▶ [Data extracted from a collection]
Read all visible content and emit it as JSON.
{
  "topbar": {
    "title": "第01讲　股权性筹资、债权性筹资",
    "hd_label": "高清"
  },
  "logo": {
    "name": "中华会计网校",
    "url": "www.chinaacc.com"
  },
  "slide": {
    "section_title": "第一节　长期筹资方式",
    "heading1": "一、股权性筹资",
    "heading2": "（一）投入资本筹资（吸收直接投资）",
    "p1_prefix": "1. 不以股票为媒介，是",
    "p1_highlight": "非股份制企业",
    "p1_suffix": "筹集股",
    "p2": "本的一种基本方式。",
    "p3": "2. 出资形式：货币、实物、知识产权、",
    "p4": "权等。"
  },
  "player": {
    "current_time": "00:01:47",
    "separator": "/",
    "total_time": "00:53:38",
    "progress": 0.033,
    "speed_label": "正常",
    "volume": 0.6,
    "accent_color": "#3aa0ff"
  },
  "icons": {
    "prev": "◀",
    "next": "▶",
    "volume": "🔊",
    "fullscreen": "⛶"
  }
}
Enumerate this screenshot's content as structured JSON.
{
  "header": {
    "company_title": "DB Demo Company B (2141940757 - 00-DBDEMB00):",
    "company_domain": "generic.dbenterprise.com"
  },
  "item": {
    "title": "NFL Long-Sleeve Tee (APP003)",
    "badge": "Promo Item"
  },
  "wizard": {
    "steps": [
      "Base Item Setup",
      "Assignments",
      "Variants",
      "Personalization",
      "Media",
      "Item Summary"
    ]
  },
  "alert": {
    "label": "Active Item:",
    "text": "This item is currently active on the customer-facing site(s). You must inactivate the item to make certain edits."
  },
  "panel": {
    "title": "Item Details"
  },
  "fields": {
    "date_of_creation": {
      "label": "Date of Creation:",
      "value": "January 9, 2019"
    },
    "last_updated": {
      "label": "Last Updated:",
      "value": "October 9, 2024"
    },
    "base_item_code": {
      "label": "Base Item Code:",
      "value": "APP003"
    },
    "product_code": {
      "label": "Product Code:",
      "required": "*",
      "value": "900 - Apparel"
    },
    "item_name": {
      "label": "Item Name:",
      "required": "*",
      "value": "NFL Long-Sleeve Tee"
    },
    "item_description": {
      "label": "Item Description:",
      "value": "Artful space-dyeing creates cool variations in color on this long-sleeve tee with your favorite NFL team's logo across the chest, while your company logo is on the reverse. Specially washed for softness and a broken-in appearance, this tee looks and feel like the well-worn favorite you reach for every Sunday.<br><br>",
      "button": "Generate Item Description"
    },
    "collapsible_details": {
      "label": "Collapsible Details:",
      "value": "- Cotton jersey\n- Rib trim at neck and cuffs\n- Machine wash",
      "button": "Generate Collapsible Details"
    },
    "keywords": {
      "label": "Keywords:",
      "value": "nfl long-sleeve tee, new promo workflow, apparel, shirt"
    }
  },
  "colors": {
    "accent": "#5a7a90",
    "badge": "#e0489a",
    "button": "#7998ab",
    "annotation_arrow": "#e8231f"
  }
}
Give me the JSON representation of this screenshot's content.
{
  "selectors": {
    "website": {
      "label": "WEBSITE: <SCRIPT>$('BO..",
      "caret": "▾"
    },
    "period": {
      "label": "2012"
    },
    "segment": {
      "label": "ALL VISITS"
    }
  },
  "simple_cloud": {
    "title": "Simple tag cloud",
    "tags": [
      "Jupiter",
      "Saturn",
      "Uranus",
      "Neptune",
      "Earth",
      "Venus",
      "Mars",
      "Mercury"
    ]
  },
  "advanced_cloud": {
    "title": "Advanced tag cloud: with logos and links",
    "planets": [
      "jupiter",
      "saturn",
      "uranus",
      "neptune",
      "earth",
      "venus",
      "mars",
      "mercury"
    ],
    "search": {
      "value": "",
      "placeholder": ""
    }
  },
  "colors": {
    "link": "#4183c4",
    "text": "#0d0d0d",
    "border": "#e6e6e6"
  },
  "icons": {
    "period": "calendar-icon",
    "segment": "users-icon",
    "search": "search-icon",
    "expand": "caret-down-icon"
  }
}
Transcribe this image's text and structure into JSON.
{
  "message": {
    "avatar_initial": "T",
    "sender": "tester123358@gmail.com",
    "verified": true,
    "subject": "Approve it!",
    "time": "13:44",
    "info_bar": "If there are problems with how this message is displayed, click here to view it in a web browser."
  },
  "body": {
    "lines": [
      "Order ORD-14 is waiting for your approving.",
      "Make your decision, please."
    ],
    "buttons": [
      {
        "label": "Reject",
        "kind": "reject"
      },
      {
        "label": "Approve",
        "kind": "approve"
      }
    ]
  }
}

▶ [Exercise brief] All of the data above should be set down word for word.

▶ [Your response]
Read all visible content and emit it as JSON.
{
  "topbar": {
    "title": "第01讲　股权性筹资、债权性筹资",
    "hd_label": "高清"
  },
  "logo": {
    "name": "中华会计网校",
    "url": "www.chinaacc.com"
  },
  "slide": {
    "section_title": "第一节　长期筹资方式",
    "heading1": "一、股权性筹资",
    "heading2": "（一）投入资本筹资（吸收直接投资）",
    "p1_prefix": "1. 不以股票为媒介，是",
    "p1_highlight": "非股份制企业",
    "p1_suffix": "筹集股",
    "p2": "本的一种基本方式。",
    "p3": "2. 出资形式：货币、实物、知识产权、",
    "p4": "权等。"
  },
  "player": {
    "current_time": "00:01:47",
    "separator": "/",
    "total_time": "00:53:38",
    "progress": 0.033,
    "speed_label": "正常",
    "volume": 0.6,
    "accent_color": "#3aa0ff"
  },
  "icons": {
    "prev": "◀",
    "next": "▶",
    "volume": "🔊",
    "fullscreen": "⛶"
  }
}
Enumerate this screenshot's content as structured JSON.
{
  "header": {
    "company_title": "DB Demo Company B (2141940757 - 00-DBDEMB00):",
    "company_domain": "generic.dbenterprise.com"
  },
  "item": {
    "title": "NFL Long-Sleeve Tee (APP003)",
    "badge": "Promo Item"
  },
  "wizard": {
    "steps": [
      "Base Item Setup",
      "Assignments",
      "Variants",
      "Personalization",
      "Media",
      "Item Summary"
    ]
  },
  "alert": {
    "label": "Active Item:",
    "text": "This item is currently active on the customer-facing site(s). You must inactivate the item to make certain edits."
  },
  "panel": {
    "title": "Item Details"
  },
  "fields": {
    "date_of_creation": {
      "label": "Date of Creation:",
      "value": "January 9, 2019"
    },
    "last_updated": {
      "label": "Last Updated:",
      "value": "October 9, 2024"
    },
    "base_item_code": {
      "label": "Base Item Code:",
      "value": "APP003"
    },
    "product_code": {
      "label": "Product Code:",
      "required": "*",
      "value": "900 - Apparel"
    },
    "item_name": {
      "label": "Item Name:",
      "required": "*",
      "value": "NFL Long-Sleeve Tee"
    },
    "item_description": {
      "label": "Item Description:",
      "value": "Artful space-dyeing creates cool variations in color on this long-sleeve tee with your favorite NFL team's logo across the chest, while your company logo is on the reverse. Specially washed for softness and a broken-in appearance, this tee looks and feel like the well-worn favorite you reach for every Sunday.<br><br>",
      "button": "Generate Item Description"
    },
    "collapsible_details": {
      "label": "Collapsible Details:",
      "value": "- Cotton jersey\n- Rib trim at neck and cuffs\n- Machine wash",
      "button": "Generate Collapsible Details"
    },
    "keywords": {
      "label": "Keywords:",
      "value": "nfl long-sleeve tee, new promo workflow, apparel, shirt"
    }
  },
  "colors": {
    "accent": "#5a7a90",
    "badge": "#e0489a",
    "button": "#7998ab",
    "annotation_arrow": "#e8231f"
  }
}
Give me the JSON representation of this screenshot's content.
{
  "selectors": {
    "website": {
      "label": "WEBSITE: <SCRIPT>$('BO..",
      "caret": "▾"
    },
    "period": {
      "label": "2012"
    },
    "segment": {
      "label": "ALL VISITS"
    }
  },
  "simple_cloud": {
    "title": "Simple tag cloud",
    "tags": [
      "Jupiter",
      "Saturn",
      "Uranus",
      "Neptune",
      "Earth",
      "Venus",
      "Mars",
      "Mercury"
    ]
  },
  "advanced_cloud": {
    "title": "Advanced tag cloud: with logos and links",
    "planets": [
      "jupiter",
      "saturn",
      "uranus",
      "neptune",
      "earth",
      "venus",
      "mars",
      "mercury"
    ],
    "search": {
      "value": "",
      "placeholder": ""
    }
  },
  "colors": {
    "link": "#4183c4",
    "text": "#0d0d0d",
    "border": "#e6e6e6"
  },
  "icons": {
    "period": "calendar-icon",
    "segment": "users-icon",
    "search": "search-icon",
    "expand": "caret-down-icon"
  }
}
Transcribe this image's text and structure into JSON.
{
  "message": {
    "avatar_initial": "T",
    "sender": "tester123358@gmail.com",
    "verified": true,
    "subject": "Approve it!",
    "time": "13:44",
    "info_bar": "If there are problems with how this message is displayed, click here to view it in a web browser."
  },
  "body": {
    "lines": [
      "Order ORD-14 is waiting for your approving.",
      "Make your decision, please."
    ],
    "buttons": [
      {
        "label": "Reject",
        "kind": "reject"
      },
      {
        "label": "Approve",
        "kind": "approve"
      }
    ]
  }
}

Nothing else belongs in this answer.